───── RECORD EXCERPTS ─────

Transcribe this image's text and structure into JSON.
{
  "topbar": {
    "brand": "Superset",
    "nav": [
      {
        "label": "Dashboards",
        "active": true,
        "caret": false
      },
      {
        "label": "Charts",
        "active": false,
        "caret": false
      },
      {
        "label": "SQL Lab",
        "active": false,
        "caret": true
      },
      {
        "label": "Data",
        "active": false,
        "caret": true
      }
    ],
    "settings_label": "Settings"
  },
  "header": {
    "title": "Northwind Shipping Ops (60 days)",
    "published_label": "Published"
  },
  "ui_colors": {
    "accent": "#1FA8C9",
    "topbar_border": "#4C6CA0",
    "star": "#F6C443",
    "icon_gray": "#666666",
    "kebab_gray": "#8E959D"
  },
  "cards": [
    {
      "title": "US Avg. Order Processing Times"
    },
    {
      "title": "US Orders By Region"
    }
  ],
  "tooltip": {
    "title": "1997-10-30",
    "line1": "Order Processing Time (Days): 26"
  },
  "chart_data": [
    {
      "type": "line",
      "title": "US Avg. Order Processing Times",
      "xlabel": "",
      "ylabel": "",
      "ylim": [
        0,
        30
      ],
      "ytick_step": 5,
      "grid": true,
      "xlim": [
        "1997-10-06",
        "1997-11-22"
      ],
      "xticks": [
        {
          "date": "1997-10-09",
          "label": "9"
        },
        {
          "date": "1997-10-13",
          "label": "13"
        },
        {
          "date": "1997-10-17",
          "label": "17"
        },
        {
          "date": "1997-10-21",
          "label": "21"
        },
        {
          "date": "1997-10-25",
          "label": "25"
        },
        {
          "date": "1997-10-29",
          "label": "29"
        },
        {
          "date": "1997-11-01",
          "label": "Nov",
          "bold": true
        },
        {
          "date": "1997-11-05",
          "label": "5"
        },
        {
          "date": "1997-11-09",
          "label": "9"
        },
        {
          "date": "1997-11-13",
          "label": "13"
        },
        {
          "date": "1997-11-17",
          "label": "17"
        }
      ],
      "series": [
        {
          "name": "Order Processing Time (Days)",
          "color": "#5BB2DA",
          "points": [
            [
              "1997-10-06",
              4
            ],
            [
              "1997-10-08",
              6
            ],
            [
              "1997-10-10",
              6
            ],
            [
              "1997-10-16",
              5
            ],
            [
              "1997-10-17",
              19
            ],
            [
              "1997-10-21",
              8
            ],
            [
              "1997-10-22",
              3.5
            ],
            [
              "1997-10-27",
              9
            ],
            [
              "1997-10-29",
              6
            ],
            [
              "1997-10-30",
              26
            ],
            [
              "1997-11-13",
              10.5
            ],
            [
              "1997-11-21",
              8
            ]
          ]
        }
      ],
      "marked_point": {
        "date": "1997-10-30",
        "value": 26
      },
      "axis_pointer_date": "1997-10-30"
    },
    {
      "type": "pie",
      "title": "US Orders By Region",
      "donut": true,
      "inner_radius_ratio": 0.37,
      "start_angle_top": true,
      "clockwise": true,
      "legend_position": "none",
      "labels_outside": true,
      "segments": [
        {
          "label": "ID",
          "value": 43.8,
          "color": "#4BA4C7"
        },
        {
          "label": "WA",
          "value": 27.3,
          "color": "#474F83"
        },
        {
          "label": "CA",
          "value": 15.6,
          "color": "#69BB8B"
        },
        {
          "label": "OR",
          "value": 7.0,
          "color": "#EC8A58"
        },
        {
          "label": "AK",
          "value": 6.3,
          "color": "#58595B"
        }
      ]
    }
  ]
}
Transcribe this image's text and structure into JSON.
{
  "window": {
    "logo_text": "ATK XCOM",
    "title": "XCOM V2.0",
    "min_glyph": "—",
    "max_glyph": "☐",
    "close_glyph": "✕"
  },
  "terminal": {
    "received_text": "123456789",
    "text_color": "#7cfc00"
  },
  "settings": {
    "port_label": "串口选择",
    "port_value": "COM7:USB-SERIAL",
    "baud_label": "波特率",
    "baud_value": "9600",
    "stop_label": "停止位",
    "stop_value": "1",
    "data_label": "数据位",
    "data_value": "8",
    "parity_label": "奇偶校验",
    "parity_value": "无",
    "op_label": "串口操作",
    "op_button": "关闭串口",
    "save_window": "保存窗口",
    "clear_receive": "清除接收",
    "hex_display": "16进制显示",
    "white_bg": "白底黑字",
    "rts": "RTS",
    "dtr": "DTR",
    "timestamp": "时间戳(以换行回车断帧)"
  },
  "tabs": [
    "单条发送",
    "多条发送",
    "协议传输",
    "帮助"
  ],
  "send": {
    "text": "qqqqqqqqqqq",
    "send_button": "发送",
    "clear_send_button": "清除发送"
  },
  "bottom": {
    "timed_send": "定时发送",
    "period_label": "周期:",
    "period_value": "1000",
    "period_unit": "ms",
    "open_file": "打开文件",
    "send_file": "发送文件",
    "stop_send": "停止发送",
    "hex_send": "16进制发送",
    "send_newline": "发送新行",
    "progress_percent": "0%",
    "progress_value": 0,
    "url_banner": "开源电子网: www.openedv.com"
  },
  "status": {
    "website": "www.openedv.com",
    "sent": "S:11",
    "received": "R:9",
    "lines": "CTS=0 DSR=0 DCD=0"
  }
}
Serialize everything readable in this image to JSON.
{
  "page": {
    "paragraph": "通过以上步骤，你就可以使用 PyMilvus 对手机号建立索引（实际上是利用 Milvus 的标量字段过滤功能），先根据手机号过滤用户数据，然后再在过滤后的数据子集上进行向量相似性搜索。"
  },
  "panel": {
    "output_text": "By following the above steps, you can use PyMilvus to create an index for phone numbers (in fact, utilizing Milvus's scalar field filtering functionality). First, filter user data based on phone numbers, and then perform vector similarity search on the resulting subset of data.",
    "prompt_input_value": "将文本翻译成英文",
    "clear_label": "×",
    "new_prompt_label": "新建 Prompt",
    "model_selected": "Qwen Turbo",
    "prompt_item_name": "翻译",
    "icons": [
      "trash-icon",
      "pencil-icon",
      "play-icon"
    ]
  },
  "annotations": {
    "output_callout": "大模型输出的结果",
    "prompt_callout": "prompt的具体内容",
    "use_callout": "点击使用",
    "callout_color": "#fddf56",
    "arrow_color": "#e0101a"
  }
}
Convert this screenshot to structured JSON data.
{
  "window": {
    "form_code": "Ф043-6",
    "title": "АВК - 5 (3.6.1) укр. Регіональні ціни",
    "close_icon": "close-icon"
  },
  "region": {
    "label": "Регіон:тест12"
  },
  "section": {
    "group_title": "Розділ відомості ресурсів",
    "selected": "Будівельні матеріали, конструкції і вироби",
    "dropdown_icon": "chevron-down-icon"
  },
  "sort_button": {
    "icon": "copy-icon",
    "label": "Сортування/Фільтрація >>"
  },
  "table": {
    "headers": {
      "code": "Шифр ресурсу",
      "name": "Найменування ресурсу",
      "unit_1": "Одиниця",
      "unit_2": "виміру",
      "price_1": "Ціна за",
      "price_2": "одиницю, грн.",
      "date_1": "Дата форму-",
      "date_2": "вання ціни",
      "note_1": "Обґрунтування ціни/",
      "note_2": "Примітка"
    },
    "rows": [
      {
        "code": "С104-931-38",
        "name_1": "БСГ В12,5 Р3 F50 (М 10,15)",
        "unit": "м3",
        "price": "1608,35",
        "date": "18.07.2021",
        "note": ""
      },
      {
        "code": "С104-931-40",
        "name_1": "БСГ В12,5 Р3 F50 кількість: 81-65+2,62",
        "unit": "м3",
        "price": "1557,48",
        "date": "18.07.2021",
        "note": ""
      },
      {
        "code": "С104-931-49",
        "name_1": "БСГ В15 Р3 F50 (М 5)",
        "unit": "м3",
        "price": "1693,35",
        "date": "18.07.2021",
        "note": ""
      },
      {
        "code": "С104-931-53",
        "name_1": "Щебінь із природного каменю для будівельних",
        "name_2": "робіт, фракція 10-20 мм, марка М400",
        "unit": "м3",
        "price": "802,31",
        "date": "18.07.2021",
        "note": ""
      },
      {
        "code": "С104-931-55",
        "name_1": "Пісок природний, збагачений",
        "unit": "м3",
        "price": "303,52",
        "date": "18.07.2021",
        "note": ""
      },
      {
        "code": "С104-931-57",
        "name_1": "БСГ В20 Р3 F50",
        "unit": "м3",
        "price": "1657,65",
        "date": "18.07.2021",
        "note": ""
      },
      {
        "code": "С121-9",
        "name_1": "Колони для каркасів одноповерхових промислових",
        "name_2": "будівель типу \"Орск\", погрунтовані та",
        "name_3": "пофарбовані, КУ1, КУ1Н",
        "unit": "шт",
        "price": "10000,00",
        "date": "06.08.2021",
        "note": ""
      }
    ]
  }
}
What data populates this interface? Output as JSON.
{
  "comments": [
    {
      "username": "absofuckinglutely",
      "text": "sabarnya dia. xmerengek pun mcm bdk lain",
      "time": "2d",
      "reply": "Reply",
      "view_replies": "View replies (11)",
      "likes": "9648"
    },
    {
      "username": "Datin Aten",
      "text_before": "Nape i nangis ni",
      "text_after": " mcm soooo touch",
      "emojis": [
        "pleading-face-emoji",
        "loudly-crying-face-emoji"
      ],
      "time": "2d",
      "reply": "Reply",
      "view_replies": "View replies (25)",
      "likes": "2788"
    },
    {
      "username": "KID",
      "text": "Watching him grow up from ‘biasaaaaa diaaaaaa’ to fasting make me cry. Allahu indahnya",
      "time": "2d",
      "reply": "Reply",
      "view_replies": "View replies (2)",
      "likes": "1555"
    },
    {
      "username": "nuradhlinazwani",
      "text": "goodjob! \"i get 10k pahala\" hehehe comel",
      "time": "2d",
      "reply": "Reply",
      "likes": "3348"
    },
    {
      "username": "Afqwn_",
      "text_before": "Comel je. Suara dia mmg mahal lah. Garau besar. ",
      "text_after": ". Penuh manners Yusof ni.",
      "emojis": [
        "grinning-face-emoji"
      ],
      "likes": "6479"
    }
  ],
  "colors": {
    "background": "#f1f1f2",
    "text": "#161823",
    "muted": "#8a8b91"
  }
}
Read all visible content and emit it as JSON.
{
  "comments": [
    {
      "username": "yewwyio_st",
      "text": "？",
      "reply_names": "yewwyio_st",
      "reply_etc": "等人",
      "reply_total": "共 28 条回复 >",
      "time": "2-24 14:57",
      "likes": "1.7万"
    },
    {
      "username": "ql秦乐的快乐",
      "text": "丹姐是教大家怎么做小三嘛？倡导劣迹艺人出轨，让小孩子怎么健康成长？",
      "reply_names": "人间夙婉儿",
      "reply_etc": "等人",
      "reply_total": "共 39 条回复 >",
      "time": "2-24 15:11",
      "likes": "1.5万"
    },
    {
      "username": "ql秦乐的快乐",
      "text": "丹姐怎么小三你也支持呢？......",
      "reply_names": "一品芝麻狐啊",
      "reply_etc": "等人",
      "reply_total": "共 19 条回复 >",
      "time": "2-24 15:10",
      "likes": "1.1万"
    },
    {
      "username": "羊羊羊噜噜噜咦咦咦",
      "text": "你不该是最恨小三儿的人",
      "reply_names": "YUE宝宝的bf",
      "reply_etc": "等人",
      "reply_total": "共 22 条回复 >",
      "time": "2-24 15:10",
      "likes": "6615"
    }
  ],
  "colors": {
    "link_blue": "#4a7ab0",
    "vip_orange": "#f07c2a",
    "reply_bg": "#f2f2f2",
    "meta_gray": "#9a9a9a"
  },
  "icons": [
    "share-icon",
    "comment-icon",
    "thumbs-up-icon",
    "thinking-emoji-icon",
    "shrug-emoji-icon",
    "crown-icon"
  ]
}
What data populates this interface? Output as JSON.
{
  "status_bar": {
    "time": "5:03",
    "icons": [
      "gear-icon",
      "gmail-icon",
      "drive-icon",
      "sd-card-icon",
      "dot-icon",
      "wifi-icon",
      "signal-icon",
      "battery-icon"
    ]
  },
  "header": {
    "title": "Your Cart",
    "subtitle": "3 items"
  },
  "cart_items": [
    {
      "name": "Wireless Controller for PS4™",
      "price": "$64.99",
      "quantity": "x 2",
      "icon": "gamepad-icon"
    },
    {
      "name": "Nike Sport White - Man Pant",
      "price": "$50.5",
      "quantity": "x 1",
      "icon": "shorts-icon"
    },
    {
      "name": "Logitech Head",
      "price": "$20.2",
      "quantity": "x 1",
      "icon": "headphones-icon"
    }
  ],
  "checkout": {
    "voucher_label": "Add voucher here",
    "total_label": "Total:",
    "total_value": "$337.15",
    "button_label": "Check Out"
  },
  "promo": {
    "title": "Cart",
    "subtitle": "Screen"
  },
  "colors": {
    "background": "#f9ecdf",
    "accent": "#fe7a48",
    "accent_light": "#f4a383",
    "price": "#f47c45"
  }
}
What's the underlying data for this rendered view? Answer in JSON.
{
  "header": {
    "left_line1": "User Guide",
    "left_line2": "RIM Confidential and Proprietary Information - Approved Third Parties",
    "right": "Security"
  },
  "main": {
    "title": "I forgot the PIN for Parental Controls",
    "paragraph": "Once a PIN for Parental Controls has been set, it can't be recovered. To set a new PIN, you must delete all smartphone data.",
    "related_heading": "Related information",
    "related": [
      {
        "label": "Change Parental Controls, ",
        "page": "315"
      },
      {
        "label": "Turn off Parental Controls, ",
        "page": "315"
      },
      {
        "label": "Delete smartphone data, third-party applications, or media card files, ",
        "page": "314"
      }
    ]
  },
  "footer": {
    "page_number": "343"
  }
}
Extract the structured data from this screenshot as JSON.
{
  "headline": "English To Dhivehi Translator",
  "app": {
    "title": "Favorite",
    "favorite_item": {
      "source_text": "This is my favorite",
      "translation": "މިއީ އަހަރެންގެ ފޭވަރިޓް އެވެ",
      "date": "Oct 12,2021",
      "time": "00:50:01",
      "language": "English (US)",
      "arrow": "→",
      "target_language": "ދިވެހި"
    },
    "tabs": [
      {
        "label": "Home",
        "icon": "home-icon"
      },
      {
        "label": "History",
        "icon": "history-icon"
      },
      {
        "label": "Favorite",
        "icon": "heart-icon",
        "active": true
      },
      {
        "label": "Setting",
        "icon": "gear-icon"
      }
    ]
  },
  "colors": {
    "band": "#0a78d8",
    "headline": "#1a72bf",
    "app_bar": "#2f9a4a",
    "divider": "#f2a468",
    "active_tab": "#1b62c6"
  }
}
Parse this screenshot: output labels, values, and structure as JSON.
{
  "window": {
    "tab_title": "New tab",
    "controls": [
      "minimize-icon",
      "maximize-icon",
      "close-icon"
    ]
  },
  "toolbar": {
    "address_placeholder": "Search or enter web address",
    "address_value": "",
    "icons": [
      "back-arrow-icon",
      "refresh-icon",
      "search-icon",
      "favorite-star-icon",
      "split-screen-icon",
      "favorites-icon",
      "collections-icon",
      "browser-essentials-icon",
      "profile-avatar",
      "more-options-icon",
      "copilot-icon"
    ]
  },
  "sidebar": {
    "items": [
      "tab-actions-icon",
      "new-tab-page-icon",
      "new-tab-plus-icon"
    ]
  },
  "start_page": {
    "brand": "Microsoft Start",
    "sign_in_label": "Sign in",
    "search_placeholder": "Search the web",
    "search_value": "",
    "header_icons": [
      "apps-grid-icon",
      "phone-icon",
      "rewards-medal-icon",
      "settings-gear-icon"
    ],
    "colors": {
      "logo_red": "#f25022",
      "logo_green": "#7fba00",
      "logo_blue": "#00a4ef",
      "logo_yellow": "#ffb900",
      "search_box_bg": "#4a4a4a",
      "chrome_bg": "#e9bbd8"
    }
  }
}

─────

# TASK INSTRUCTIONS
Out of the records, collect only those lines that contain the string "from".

# RESULT FOR THIS TASK
      "text": "Watching him grow up from ‘biasaaaaa diaaaaaa’ to fasting make me cry. Allahu indahnya",
Extract the structured data from this screenshot as JSON.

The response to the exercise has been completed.